Sessions that intrigue me
I’m super pumped to see Tim Ferriss keynote on Wednesday at 9:30am. I’ve been a fan of his podcast and books for the last couple of years and I’m excited to hear what he has to say about learning and mastery. Sessions that focus on design thinking, student empowerment, and artificial intelligence tend to draw my interest this year. I’m also all-in on the Breakout EDU concept and I’m excited to see good friend and super-engaging speaker Adam Bellow at this year’s event. This year, not only am I attending, but I’m also moderating an interactive panel called “#AppOverkill: Going Beyond the Buzzwords”. I’m excited to hear from the panel of experts we have assembled and we are also going to be doing some different activities to engage audience in the conversation. Come be a part of the conversation and fun at Tuesday at 11am!
Takeaways and Reflections
Attending an event like this can be incredibly rewarding and energizing to those of us in education.
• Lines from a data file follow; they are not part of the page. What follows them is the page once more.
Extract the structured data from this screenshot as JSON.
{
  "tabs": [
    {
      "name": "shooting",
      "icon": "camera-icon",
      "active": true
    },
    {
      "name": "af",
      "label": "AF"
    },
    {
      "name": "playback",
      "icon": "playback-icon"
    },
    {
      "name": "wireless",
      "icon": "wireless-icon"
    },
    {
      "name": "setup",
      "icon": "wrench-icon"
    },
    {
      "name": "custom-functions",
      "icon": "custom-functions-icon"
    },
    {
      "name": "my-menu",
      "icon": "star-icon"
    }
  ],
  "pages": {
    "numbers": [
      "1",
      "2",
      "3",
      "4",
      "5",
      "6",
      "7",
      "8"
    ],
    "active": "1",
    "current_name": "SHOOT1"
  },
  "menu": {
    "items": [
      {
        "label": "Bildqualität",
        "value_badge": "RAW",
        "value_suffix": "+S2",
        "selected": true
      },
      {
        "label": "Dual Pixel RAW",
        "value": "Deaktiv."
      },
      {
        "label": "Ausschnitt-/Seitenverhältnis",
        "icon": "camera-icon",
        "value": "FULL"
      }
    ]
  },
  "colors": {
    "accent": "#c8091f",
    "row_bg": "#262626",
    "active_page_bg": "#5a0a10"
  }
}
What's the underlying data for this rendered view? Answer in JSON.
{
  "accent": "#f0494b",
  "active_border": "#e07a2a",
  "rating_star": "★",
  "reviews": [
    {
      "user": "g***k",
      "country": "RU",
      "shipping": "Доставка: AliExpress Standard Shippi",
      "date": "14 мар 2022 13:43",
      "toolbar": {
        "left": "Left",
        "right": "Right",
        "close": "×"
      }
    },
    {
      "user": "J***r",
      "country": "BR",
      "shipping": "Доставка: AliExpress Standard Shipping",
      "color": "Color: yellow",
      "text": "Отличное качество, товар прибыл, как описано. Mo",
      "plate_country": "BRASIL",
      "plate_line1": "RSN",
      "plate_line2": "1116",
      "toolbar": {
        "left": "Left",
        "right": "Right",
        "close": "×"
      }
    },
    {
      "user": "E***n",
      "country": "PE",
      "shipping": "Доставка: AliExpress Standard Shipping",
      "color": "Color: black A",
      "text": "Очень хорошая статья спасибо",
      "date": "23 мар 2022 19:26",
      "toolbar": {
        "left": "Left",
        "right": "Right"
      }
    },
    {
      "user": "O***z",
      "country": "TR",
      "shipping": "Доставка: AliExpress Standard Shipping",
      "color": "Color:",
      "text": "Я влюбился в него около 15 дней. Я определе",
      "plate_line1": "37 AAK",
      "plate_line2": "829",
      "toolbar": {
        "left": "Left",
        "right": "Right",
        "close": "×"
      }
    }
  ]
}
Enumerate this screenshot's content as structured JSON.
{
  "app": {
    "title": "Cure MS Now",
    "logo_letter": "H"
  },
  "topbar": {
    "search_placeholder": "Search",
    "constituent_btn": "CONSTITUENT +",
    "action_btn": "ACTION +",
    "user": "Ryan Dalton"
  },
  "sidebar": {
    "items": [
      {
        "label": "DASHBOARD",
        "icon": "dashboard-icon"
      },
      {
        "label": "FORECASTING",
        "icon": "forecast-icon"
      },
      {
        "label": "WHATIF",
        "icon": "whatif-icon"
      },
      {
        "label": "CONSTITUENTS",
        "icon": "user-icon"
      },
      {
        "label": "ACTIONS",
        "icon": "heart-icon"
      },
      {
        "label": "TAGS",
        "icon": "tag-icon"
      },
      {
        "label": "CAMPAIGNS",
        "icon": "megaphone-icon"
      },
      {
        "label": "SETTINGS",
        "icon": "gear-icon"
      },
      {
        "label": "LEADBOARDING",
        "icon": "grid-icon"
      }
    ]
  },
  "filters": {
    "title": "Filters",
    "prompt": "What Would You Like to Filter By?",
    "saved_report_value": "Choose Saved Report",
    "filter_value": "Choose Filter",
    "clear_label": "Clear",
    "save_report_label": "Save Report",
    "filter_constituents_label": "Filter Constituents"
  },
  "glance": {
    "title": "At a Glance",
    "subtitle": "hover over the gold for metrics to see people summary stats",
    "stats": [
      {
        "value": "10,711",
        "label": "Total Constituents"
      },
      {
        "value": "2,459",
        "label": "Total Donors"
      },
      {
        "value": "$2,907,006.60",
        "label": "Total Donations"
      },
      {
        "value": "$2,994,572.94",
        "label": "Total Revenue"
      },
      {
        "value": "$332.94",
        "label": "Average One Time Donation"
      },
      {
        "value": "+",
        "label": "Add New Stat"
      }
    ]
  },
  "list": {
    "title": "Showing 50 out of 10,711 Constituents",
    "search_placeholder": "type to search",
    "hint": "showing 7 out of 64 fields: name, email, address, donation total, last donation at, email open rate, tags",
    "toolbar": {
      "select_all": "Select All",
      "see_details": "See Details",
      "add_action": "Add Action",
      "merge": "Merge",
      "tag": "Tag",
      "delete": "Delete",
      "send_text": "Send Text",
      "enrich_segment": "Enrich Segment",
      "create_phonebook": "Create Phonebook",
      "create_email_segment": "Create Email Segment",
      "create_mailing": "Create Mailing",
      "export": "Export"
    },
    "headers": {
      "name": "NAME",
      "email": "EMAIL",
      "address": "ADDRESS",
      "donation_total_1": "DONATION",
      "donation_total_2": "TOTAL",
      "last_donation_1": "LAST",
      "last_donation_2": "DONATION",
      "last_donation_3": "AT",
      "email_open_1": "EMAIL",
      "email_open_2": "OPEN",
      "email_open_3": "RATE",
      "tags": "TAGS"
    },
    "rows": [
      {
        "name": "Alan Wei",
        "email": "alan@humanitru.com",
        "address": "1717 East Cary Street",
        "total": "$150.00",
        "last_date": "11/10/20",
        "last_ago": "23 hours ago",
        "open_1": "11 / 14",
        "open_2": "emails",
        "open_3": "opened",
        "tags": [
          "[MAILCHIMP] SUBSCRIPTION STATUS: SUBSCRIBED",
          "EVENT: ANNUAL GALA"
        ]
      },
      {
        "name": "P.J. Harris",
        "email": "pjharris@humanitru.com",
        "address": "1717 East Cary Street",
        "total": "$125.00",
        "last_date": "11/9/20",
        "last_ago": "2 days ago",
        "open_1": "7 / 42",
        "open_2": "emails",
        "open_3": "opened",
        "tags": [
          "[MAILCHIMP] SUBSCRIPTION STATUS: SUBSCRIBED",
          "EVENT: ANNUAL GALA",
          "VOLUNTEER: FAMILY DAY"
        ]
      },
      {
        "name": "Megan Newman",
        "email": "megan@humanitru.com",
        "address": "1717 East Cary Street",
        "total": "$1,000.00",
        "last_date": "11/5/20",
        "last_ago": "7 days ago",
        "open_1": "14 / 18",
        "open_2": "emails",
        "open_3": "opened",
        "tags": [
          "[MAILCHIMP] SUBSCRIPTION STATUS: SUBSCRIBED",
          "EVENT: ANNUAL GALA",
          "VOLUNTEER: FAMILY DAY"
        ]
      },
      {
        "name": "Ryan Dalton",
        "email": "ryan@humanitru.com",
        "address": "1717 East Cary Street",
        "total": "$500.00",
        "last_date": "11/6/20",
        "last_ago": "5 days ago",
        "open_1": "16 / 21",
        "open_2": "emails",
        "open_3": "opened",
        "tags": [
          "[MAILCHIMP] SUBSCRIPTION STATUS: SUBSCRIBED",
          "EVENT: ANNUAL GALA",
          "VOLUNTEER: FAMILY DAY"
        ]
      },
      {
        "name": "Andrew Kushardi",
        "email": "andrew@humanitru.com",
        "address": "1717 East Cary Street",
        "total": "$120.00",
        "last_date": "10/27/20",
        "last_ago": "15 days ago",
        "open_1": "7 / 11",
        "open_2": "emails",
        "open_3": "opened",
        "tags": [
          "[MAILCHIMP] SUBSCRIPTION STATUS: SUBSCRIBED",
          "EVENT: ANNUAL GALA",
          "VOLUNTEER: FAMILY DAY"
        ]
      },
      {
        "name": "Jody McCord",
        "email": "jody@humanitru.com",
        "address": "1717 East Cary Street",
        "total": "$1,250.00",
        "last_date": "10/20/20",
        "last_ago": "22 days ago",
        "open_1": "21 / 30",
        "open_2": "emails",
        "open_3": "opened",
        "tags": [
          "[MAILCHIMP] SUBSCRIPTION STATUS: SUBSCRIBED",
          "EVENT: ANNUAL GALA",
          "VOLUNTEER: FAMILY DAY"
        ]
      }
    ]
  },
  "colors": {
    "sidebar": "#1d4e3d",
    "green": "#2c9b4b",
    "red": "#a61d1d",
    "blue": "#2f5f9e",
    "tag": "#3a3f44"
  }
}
However, it’s important that those that attend also bring back and share their learning with others on campus.
Here is a list of questions to keep in the back of your mind as you attend sessions and look for things to bring back. (Thanks to Lisa Johnson @TechChef4U for curating this!)
- What are the top sessions/topics that you liked?
- What are the top sessions/topics that you would like to take back to your campus to impact change?
- What are the top sessions/topics that challenged your beliefs?
- Who was someone you connected with that impacted you?
- Who are the top people that engaged you?
- What are the top resources you found most impactful?
- What are the top pieces of research or studies you feel are most impactful for our students and/or teachers?
- How will I share my new discoveries from this event with my staff?
While there are many other questions you are thinking about than the ones above, keeping these in the back of your mind while attending SXSWedu allows you time to reflect when it’s all over and also think about ways to share your new discoveries with others when you return.